Spreading the word about Stockyards City is an integral part of sharing the brand with the larger tourism industry. The Main Street office essentially serves as the tourism department for both the district and the Oklahoma National Stockyards.

"They know me very well there. I can walk the catwalk and bring tours into the auction barn," says Karl. "We work with the Oklahoma Convention Bureau to bring in travel writers who are looking for a western experience. Last year we had writers from Ireland, England, and Germany."

The Main Street program has been spending more time working with newspapers and magazines – especially western-focused magazines – to get the word out that Stockyards City is the place to go if you are looking for the Old West. With the Oklahoma Centennial coming up, the program is ramping up its marketing efforts and looking into commercials, billboards, and other new opportunities.

In 2010, Karl says, the program plans to launch something new each month to celebrate the Centennial and show that the past and future are equally important to Stockyards City. Developing a special cookbook, a calendar featuring district merchants and their stories, banners, t-shirts, a special logo that looks like a cattle brand, an outdoor Western movie night, and an Oklahoma wine festival are currently in the works. Karl is particularly excited to launch a sip-and-stroll event that will place a dozen or so state wineries in local businesses so people can taste wine while visiting businesses in the district.

"Historically, this district was created to meet the mercantile needs of people working in the Stockyards. There were feed stores, bars, and brothels, as you can imagine. It catered to the needs of cowboys," says Karl. "One hundred years later, it has become a tourist destination with an image that capitalizes on the Stockyards that is still up and running."

And the best part? You can buy a custom pair of leather boots, eat a steak at a place that's been open since 1910, catch a performance at the Rodeo Opry, and even see a real cowboy walking down the street.
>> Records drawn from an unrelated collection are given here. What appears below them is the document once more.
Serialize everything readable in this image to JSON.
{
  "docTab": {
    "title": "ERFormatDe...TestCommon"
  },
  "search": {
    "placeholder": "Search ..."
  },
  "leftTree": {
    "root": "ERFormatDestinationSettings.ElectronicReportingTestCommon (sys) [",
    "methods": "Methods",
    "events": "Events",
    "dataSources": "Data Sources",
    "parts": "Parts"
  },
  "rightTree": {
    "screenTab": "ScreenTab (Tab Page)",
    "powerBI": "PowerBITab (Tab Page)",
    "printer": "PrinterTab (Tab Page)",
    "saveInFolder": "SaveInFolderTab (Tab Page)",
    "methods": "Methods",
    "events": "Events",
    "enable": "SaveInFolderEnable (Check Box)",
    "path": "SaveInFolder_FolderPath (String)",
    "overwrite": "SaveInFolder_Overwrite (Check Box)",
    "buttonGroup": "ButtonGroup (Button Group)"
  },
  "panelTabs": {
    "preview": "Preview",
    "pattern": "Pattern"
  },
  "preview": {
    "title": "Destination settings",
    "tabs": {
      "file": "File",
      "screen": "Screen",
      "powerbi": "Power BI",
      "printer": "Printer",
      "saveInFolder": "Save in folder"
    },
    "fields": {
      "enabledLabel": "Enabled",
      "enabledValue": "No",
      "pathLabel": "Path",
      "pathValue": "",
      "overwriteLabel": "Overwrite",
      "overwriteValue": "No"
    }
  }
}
National Main Streets Conference: Oklahoma City, May 2-5, 2010.

There is only one gathering each year that brings together people who understand exactly what kind of work you do… the kinds of opportunities specifically available to a community like yours… the types of challenges you face and the creative ways to overcome them. It's the National Main Streets Conference.

For three days, you'll experience a whirlwind of great ideas, inspiring speakers, innovative solutions, and thought leaders who are involved in historic preservation-based economic development. Other conferences may explore community revitalization, but only our conference frames it within the structure of the proven Main Street Four-Point Approach® and shows you how to achieve your goals using volunteer teams.
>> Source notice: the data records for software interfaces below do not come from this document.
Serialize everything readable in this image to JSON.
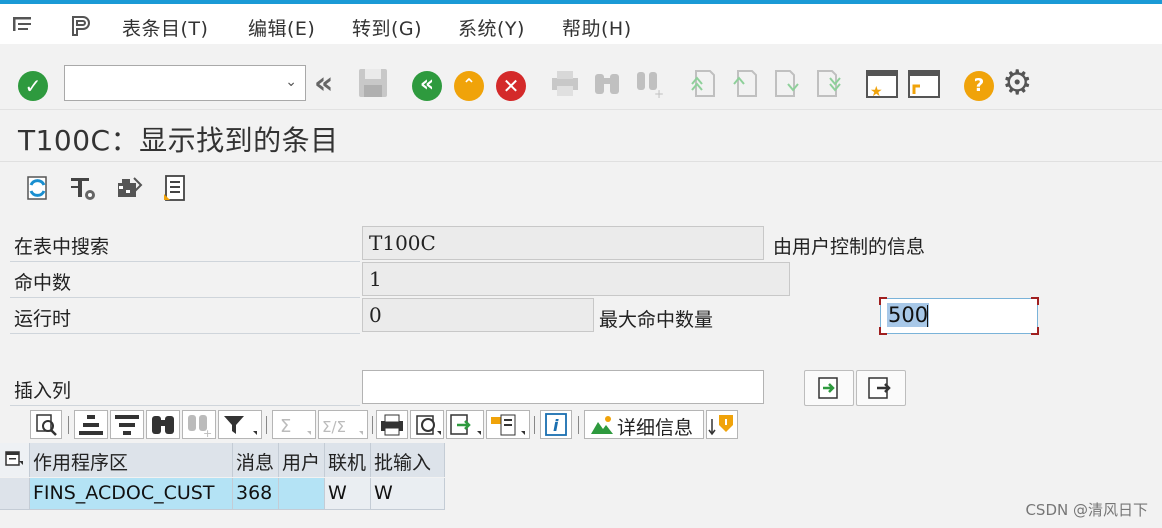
{
  "menu": {
    "items": [
      {
        "label": "表条目(T)"
      },
      {
        "label": "编辑(E)"
      },
      {
        "label": "转到(G)"
      },
      {
        "label": "系统(Y)"
      },
      {
        "label": "帮助(H)"
      }
    ]
  },
  "toolbar": {
    "command_field_value": ""
  },
  "title": "T100C：显示找到的条目",
  "form": {
    "search_table_label": "在表中搜索",
    "search_table_value": "T100C",
    "user_controlled_label": "由用户控制的信息",
    "hits_label": "命中数",
    "hits_value": "1",
    "runtime_label": "运行时",
    "runtime_value": "0",
    "max_hits_label": "最大命中数量",
    "max_hits_value": "500",
    "insert_column_label": "插入列",
    "insert_column_value": ""
  },
  "grid_toolbar": {
    "detail_label": "详细信息"
  },
  "grid": {
    "columns": [
      "作用程序区",
      "消息",
      "用户",
      "联机",
      "批输入"
    ],
    "rows": [
      [
        "FINS_ACDOC_CUST",
        "368",
        "",
        "W",
        "W"
      ]
    ]
  },
  "watermark": "CSDN @清风日下",
  "colors": {
    "accent": "#1a9ad6",
    "green": "#2e9a3e",
    "orange": "#f0a30a",
    "red": "#d42a2a",
    "selection_cell": "#b4e3f5"
  }
}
We are pleased this year to showcase the successes and stories of Main Street communities throughout Oklahoma. This article showcases our host city and its revitalization story. Case studies from communities throughout Oklahoma highlight what's been happening in recent years around this great state to get you amped about joining us in Oklahoma City for our upcoming conference.

Free Main Street 101 Training from National Experts!

There's no free lunch anymore, but there is free Main Street 101 training by National Trust Main Street Center (NTMSC) staff. New directors, board members, and volunteers are invited to participate in our day-long, free training on the basics of the Main Street approach on Sunday, May 2, at the 2010 National Main Streets Conference. You don't have to be registered for the conference, but we bet the valuable education and the enthusiastic atmosphere will make you want to stay. If you are a Main Street executive director from a town near Oklahoma City with board members and volunteers who plan to experience the conference vicariously through you, encourage them to come for the day and attend the free Main Street 101 sessions. NTMSC staff will cover each point of the Main Street Approach and share inspiring examples so you'll know how things should be done.  Main Street 101 Training (free): Sunday, May 2, 8:30 a.m.–6:00 p.m